Polycystic ovary syndrome (PCOS) is the most common endocrine disorder affecting women of reproductive age, with worldwide prevalence estimated at up to 13%.
It is characterised by the presence of two of three diagnostic criteria: irregular menses, clinical or biochemical hyperandrogenism, and polycystic-appearing ovaries, and also have well-recognised associations with several cardiovascular diseases (CVD) risk factors, including type 2 diabetes, obesity and lipid abnormalities.
Furthermore, it has also been shown to be associated with an increased risk of psychiatric disorders, in particular depression and anxiety, and complications during pregnancy. Notably, a history of depression before pregnancy is a recognised risk factor for perinatal depression, the most common medical problem during pregnancy, occurring in one in seven patients, and which is associated with significant adverse infant and maternal outcomes. Obstetrical complications of PCOS include gestational diabetes (odds ratio, OR 3.43), pregnancy-induced hypertension (OR 3.07) and preeclampsia (OR 3.28), which further contribute to long-term cardiometabolic risk. This is important, because almost 70% of pregnancy-related deaths in the general population occur at delivery or within the first year postpartum, with CVD and stroke accounting for over one-third of deaths.

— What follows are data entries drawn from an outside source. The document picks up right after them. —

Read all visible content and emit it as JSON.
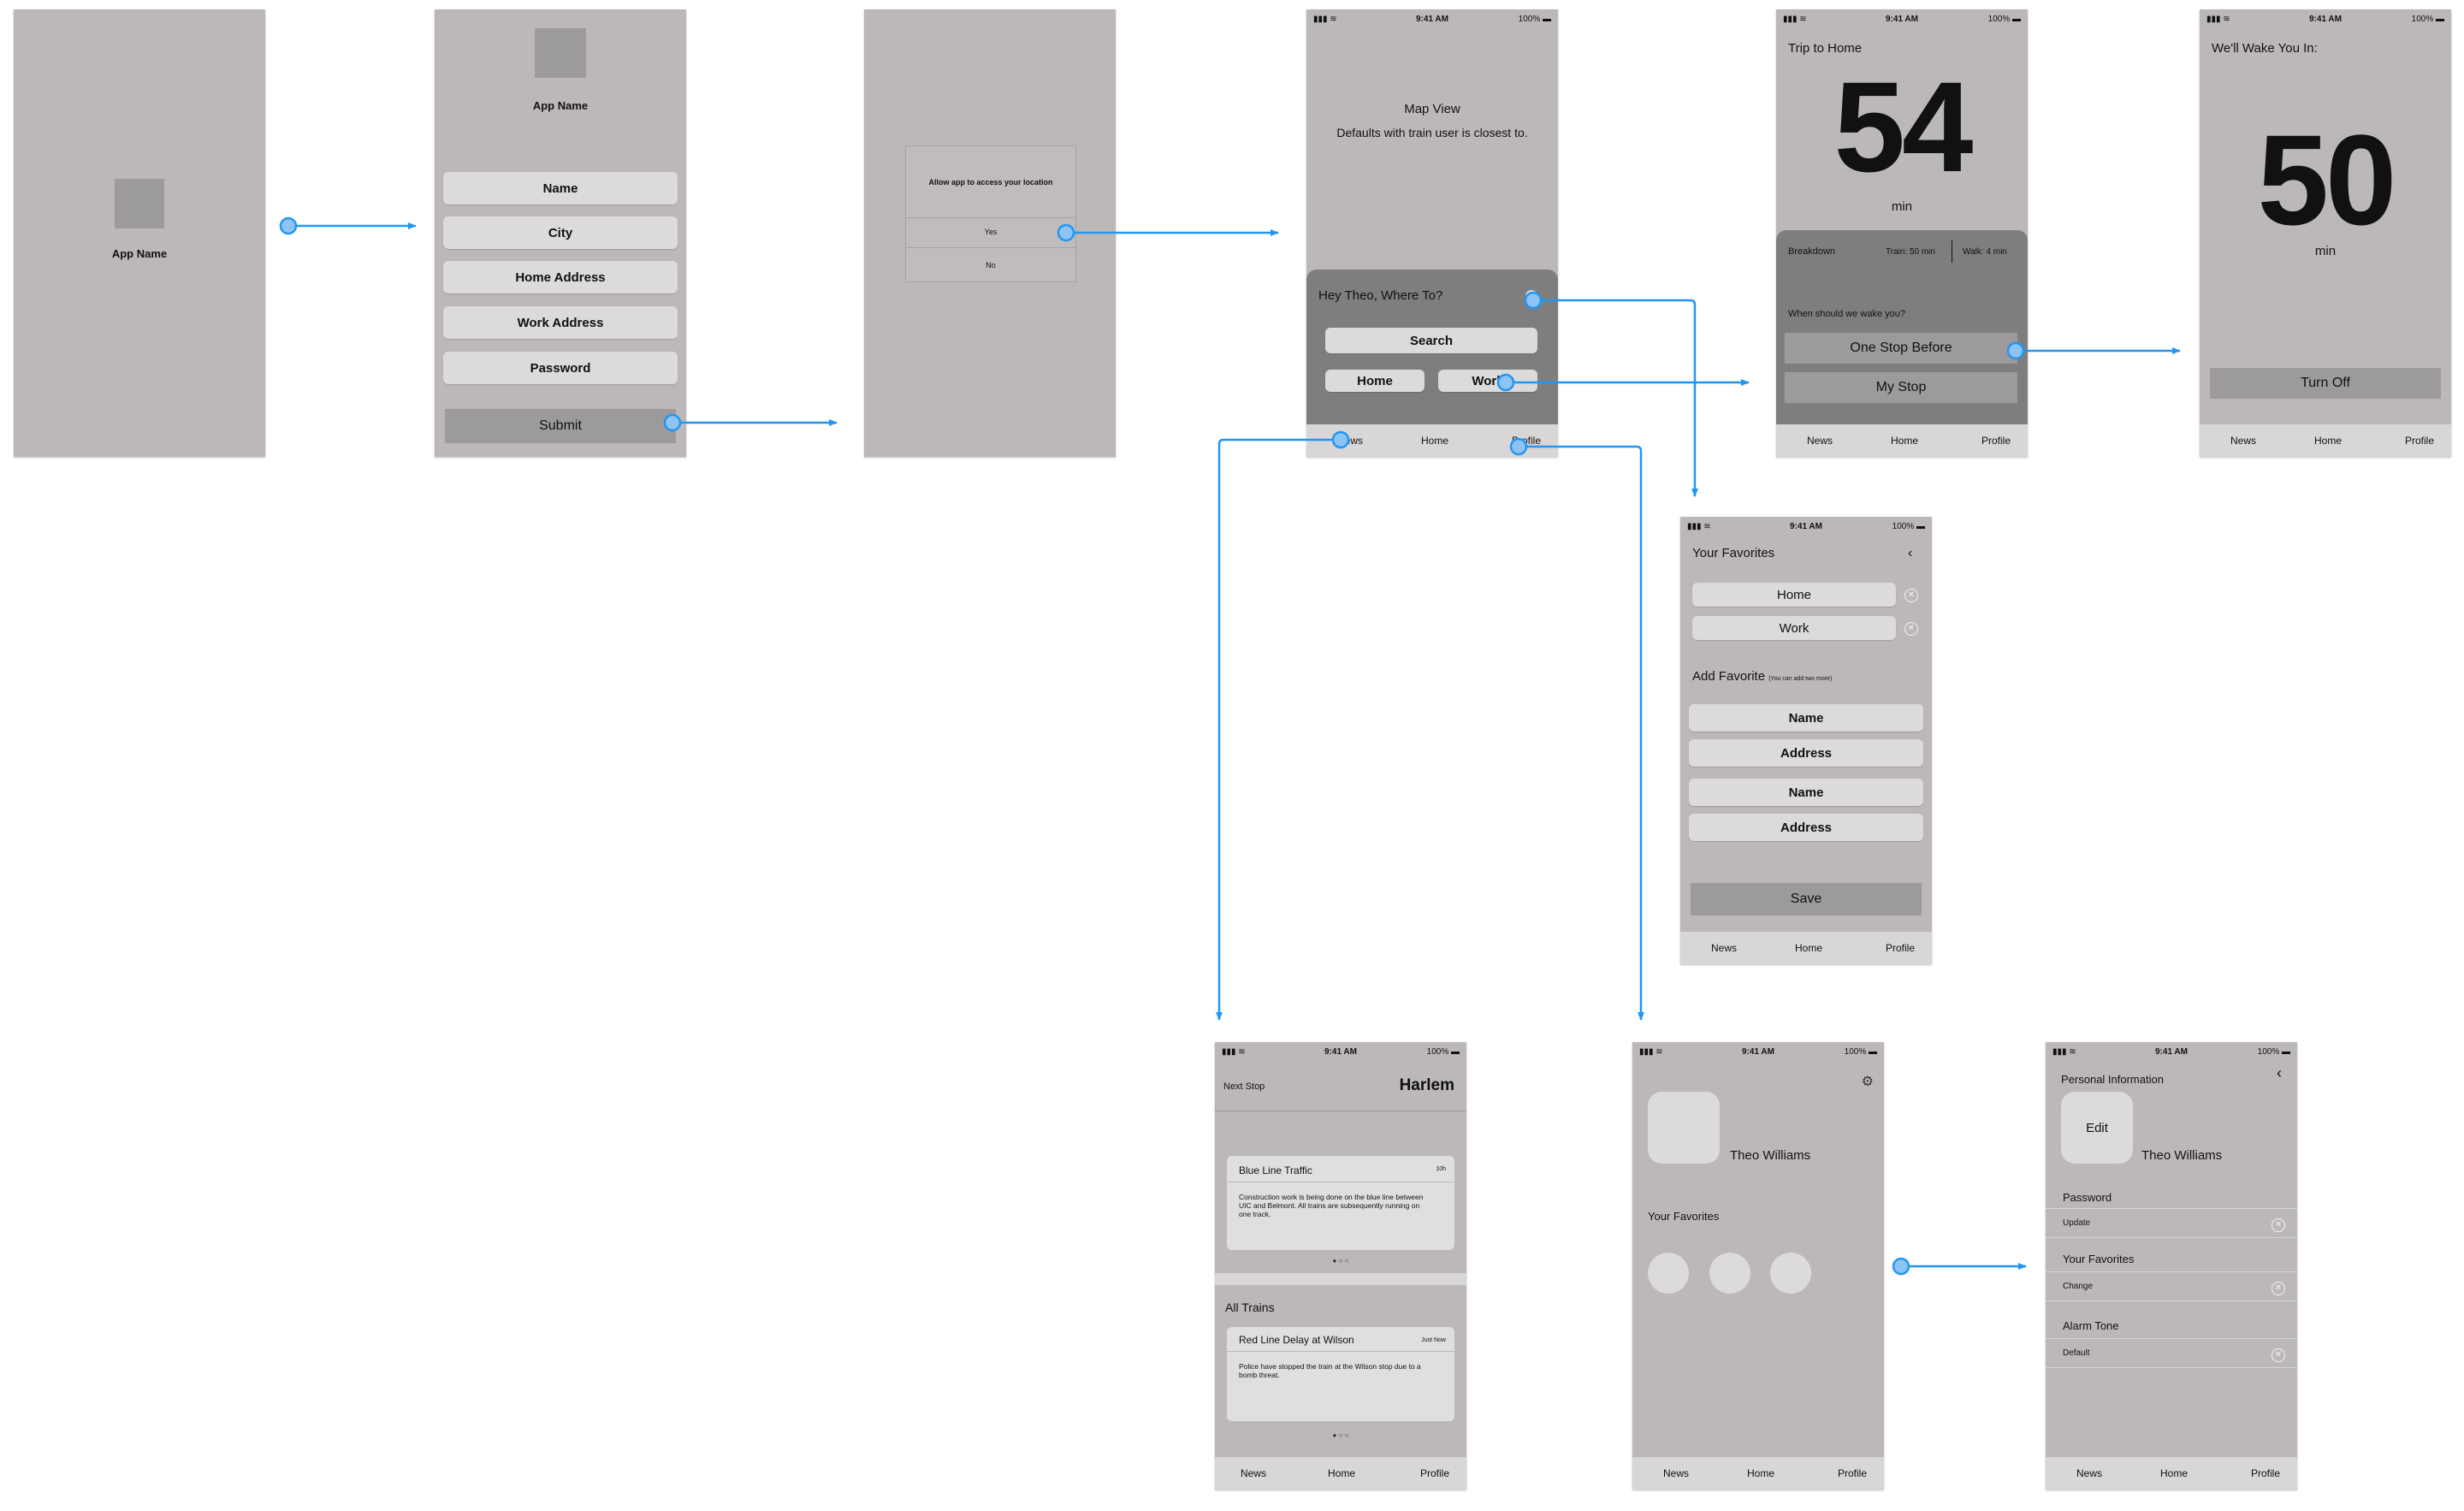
{
  "colors": {
    "screen": "#bcb8b7",
    "connector": "#2196f3",
    "tabbar": "#d8d6d6",
    "button_dark": "#9c9a9a"
  },
  "status_bar": {
    "time": "9:41 AM",
    "battery": "100%"
  },
  "tabs": {
    "news": "News",
    "home": "Home",
    "profile": "Profile"
  },
  "splash": {
    "app_name": "App Name"
  },
  "signup": {
    "app_name": "App Name",
    "fields": [
      "Name",
      "City",
      "Home Address",
      "Work Address",
      "Password"
    ],
    "submit": "Submit"
  },
  "permission": {
    "prompt": "Allow app to access your location",
    "yes": "Yes",
    "no": "No"
  },
  "map": {
    "title": "Map View",
    "subtitle": "Defaults with train user is closest to.",
    "greeting": "Hey Theo, Where To?",
    "search": "Search",
    "home": "Home",
    "work": "Work"
  },
  "trip": {
    "title": "Trip to Home",
    "minutes": "54",
    "unit": "min",
    "breakdown": "Breakdown",
    "train": "Train: 50 min",
    "walk": "Walk: 4 min",
    "question": "When should we wake you?",
    "option1": "One Stop Before",
    "option2": "My Stop"
  },
  "wake": {
    "title": "We'll Wake You In:",
    "minutes": "50",
    "unit": "min",
    "turn_off": "Turn Off"
  },
  "favorites": {
    "title": "Your Favorites",
    "items": [
      "Home",
      "Work"
    ],
    "add_title": "Add Favorite",
    "add_note": "(You can add two more)",
    "fields": [
      "Name",
      "Address",
      "Name",
      "Address"
    ],
    "save": "Save"
  },
  "news": {
    "next_stop_label": "Next Stop",
    "next_stop": "Harlem",
    "card1_title": "Blue Line Traffic",
    "card1_time": "10h",
    "card1_body": "Construction work is being done on the blue line between UIC and Belmont. All trains are subsequently running on one track.",
    "all_trains": "All Trains",
    "card2_title": "Red Line Delay at Wilson",
    "card2_time": "Just Now",
    "card2_body": "Police have stopped the train at the Wilson stop due to a bomb threat."
  },
  "profile": {
    "name": "Theo Williams",
    "favorites": "Your Favorites"
  },
  "settings": {
    "title": "Personal Information",
    "edit": "Edit",
    "name": "Theo Williams",
    "password": "Password",
    "update": "Update",
    "favorites": "Your Favorites",
    "change": "Change",
    "alarm": "Alarm Tone",
    "default": "Default"
  }
}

To date, there are no studies in women with PCOS specifically targeting the postpartum period (defined as four-six weeks after delivery). To address this, a study by Alur-Gupta et al (2021) compared the prevalence rates of postpartum cardiovascular complications and perinatal and postpartum depression in 42 391 women with PCOS to those in 795 480 women without PCOS.
This was a retrospective cohort study conducted using a United States insurance claims database. Women with and without polycystic ovary syndrome aged 18 to 50 years enrolled continuously in a single health plan during the preconception, antepartum, and postpartum periods between 2000 and 2016 were included. The primary outcome was postpartum cardiovascular disease and depression (perinatal and postpartum).
Comparisons were adjusted for covariates including:
- geographic location
- preterm delivery
- assisted reproductive technology use
- multiple births
- prepregnancy depression
- prepregnancy diabetes
- prepregnancy hypertension
- gestational diabetes
- gestational hypertension
- history of hyperlipidaemia
- smoking and race.
In comparison to women without PCOS, PCOS was associated with significantly higher odds of CVD complications, as well as both perinatal and postpartum depression.
In comparison to nonobese women without PCOS, nonobese women with PCOS had higher odds of postpartum eclampsia, peripartum cardiomyopathy and cerebrovascular accidents. In women without a history of depression before pregnancy, the presence of PCOS increased the odds of perinatal depression (OR 1.32) and postpartum depression (OR 1.5).
The study authors found that women with polycystic ovary syndrome are at increased risk of both cardiovascular and psychiatric complications during the postpartum period. PCOS should be recognised as an at-risk condition. These findings underscore the need for routine screening and early interventions for these major comorbidities.
Alur-Gupta S, Boland MR, Barnhart KT, et al. Postpartum complications increased in women with polycystic ovary syndrome. Am J Obstet Gynecol 2021;224:280.e1-13